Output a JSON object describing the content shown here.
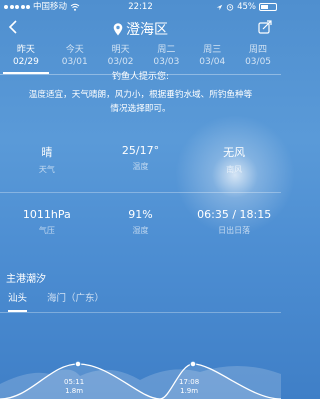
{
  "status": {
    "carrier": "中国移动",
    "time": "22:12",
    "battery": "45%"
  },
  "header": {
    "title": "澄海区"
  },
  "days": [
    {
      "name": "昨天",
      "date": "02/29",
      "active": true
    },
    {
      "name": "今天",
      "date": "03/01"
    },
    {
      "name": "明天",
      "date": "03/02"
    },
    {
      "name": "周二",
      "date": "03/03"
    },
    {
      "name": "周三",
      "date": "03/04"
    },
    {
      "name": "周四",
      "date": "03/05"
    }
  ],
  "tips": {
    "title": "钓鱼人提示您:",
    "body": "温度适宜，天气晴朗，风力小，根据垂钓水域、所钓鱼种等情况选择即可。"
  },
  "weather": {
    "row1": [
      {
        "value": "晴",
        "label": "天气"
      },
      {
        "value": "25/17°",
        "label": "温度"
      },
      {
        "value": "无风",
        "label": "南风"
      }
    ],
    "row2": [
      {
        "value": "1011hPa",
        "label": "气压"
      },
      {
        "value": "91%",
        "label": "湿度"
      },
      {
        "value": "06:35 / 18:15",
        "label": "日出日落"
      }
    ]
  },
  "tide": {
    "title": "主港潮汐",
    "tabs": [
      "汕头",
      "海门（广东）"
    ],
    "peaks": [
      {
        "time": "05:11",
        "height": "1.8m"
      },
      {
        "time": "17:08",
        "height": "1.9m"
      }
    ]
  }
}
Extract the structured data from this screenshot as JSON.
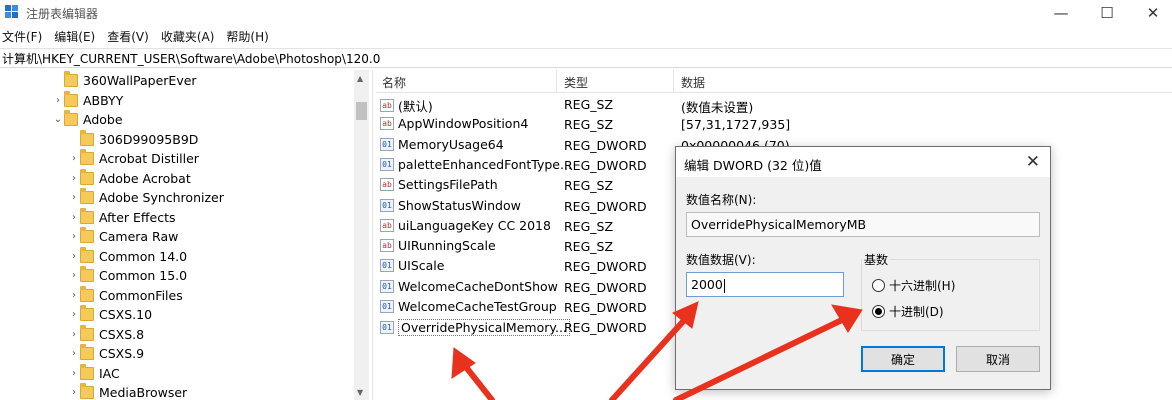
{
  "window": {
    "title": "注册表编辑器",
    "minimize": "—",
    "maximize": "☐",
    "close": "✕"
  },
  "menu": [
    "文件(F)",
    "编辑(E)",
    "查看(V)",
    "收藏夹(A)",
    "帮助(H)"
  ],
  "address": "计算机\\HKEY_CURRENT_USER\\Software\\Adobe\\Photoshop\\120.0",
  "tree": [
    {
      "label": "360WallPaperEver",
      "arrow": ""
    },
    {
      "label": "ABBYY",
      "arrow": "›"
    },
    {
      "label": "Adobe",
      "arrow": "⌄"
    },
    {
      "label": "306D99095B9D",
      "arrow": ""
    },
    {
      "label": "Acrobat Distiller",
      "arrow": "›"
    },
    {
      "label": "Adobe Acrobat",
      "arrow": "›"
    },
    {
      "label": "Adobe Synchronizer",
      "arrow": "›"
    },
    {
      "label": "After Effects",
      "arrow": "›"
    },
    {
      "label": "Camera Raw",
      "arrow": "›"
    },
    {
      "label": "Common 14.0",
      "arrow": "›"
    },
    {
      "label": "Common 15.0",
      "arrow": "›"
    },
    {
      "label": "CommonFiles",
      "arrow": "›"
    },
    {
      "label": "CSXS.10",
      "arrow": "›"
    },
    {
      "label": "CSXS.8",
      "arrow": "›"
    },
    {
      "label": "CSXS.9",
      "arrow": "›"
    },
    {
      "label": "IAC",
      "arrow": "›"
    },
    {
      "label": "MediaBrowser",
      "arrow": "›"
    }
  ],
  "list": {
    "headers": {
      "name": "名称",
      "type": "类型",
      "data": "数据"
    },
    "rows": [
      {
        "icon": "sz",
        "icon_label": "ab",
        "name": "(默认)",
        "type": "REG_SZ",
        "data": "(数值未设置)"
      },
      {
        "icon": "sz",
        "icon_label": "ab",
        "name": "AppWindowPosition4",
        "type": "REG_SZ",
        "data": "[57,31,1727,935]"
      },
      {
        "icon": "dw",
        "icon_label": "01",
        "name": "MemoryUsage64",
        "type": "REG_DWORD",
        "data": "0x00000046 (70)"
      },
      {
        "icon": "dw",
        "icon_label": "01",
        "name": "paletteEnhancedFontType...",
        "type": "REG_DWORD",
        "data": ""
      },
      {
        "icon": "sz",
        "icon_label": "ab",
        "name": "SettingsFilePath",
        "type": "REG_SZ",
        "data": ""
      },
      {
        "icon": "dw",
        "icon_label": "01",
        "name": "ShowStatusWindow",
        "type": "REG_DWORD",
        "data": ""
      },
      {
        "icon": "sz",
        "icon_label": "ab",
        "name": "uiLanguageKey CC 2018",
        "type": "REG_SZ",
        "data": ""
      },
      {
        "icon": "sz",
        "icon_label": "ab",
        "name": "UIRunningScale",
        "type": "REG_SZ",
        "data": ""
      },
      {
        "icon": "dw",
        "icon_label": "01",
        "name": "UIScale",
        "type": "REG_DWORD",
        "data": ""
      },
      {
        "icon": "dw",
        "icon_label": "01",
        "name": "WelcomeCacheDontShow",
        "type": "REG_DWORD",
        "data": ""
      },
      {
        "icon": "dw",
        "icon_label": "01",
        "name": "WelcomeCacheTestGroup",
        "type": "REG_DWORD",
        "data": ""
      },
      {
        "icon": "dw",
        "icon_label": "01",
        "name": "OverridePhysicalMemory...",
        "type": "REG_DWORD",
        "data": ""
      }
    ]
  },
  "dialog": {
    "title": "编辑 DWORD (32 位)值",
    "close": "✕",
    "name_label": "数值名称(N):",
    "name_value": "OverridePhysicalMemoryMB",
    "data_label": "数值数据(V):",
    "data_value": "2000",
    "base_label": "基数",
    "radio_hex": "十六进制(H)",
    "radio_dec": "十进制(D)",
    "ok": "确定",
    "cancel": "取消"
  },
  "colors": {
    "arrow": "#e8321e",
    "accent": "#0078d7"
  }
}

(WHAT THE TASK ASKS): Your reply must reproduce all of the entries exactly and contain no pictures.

(TASK RESULT):
Output a JSON object describing the content shown here.
{
  "status": {
    "carrier": "中国移动",
    "time": "22:12",
    "battery": "45%"
  },
  "header": {
    "title": "澄海区"
  },
  "days": [
    {
      "name": "昨天",
      "date": "02/29",
      "active": true
    },
    {
      "name": "今天",
      "date": "03/01"
    },
    {
      "name": "明天",
      "date": "03/02"
    },
    {
      "name": "周二",
      "date": "03/03"
    },
    {
      "name": "周三",
      "date": "03/04"
    },
    {
      "name": "周四",
      "date": "03/05"
    }
  ],
  "tips": {
    "title": "钓鱼人提示您:",
    "body": "温度适宜，天气晴朗，风力小，根据垂钓水域、所钓鱼种等情况选择即可。"
  },
  "weather": {
    "row1": [
      {
        "value": "晴",
        "label": "天气"
      },
      {
        "value": "25/17°",
        "label": "温度"
      },
      {
        "value": "无风",
        "label": "南风"
      }
    ],
    "row2": [
      {
        "value": "1011hPa",
        "label": "气压"
      },
      {
        "value": "91%",
        "label": "湿度"
      },
      {
        "value": "06:35 / 18:15",
        "label": "日出日落"
      }
    ]
  },
  "tide": {
    "title": "主港潮汐",
    "tabs": [
      "汕头",
      "海门（广东）"
    ],
    "peaks": [
      {
        "time": "05:11",
        "height": "1.8m"
      },
      {
        "time": "17:08",
        "height": "1.9m"
      }
    ]
  }
}
Extract the structured data from this screenshot as JSON.
{
  "window": {
    "title": "注册表编辑器",
    "minimize": "—",
    "maximize": "☐",
    "close": "✕"
  },
  "menu": [
    "文件(F)",
    "编辑(E)",
    "查看(V)",
    "收藏夹(A)",
    "帮助(H)"
  ],
  "address": "计算机\\HKEY_CURRENT_USER\\Software\\Adobe\\Photoshop\\120.0",
  "tree": [
    {
      "label": "360WallPaperEver",
      "arrow": ""
    },
    {
      "label": "ABBYY",
      "arrow": "›"
    },
    {
      "label": "Adobe",
      "arrow": "⌄"
    },
    {
      "label": "306D99095B9D",
      "arrow": ""
    },
    {
      "label": "Acrobat Distiller",
      "arrow": "›"
    },
    {
      "label": "Adobe Acrobat",
      "arrow": "›"
    },
    {
      "label": "Adobe Synchronizer",
      "arrow": "›"
    },
    {
      "label": "After Effects",
      "arrow": "›"
    },
    {
      "label": "Camera Raw",
      "arrow": "›"
    },
    {
      "label": "Common 14.0",
      "arrow": "›"
    },
    {
      "label": "Common 15.0",
      "arrow": "›"
    },
    {
      "label": "CommonFiles",
      "arrow": "›"
    },
    {
      "label": "CSXS.10",
      "arrow": "›"
    },
    {
      "label": "CSXS.8",
      "arrow": "›"
    },
    {
      "label": "CSXS.9",
      "arrow": "›"
    },
    {
      "label": "IAC",
      "arrow": "›"
    },
    {
      "label": "MediaBrowser",
      "arrow": "›"
    }
  ],
  "list": {
    "headers": {
      "name": "名称",
      "type": "类型",
      "data": "数据"
    },
    "rows": [
      {
        "icon": "sz",
        "icon_label": "ab",
        "name": "(默认)",
        "type": "REG_SZ",
        "data": "(数值未设置)"
      },
      {
        "icon": "sz",
        "icon_label": "ab",
        "name": "AppWindowPosition4",
        "type": "REG_SZ",
        "data": "[57,31,1727,935]"
      },
      {
        "icon": "dw",
        "icon_label": "01",
        "name": "MemoryUsage64",
        "type": "REG_DWORD",
        "data": "0x00000046 (70)"
      },
      {
        "icon": "dw",
        "icon_label": "01",
        "name": "paletteEnhancedFontType...",
        "type": "REG_DWORD",
        "data": ""
      },
      {
        "icon": "sz",
        "icon_label": "ab",
        "name": "SettingsFilePath",
        "type": "REG_SZ",
        "data": ""
      },
      {
        "icon": "dw",
        "icon_label": "01",
        "name": "ShowStatusWindow",
        "type": "REG_DWORD",
        "data": ""
      },
      {
        "icon": "sz",
        "icon_label": "ab",
        "name": "uiLanguageKey CC 2018",
        "type": "REG_SZ",
        "data": ""
      },
      {
        "icon": "sz",
        "icon_label": "ab",
        "name": "UIRunningScale",
        "type": "REG_SZ",
        "data": ""
      },
      {
        "icon": "dw",
        "icon_label": "01",
        "name": "UIScale",
        "type": "REG_DWORD",
        "data": ""
      },
      {
        "icon": "dw",
        "icon_label": "01",
        "name": "WelcomeCacheDontShow",
        "type": "REG_DWORD",
        "data": ""
      },
      {
        "icon": "dw",
        "icon_label": "01",
        "name": "WelcomeCacheTestGroup",
        "type": "REG_DWORD",
        "data": ""
      },
      {
        "icon": "dw",
        "icon_label": "01",
        "name": "OverridePhysicalMemory...",
        "type": "REG_DWORD",
        "data": ""
      }
    ]
  },
  "dialog": {
    "title": "编辑 DWORD (32 位)值",
    "close": "✕",
    "name_label": "数值名称(N):",
    "name_value": "OverridePhysicalMemoryMB",
    "data_label": "数值数据(V):",
    "data_value": "2000",
    "base_label": "基数",
    "radio_hex": "十六进制(H)",
    "radio_dec": "十进制(D)",
    "ok": "确定",
    "cancel": "取消"
  },
  "colors": {
    "arrow": "#e8321e",
    "accent": "#0078d7"
  }
}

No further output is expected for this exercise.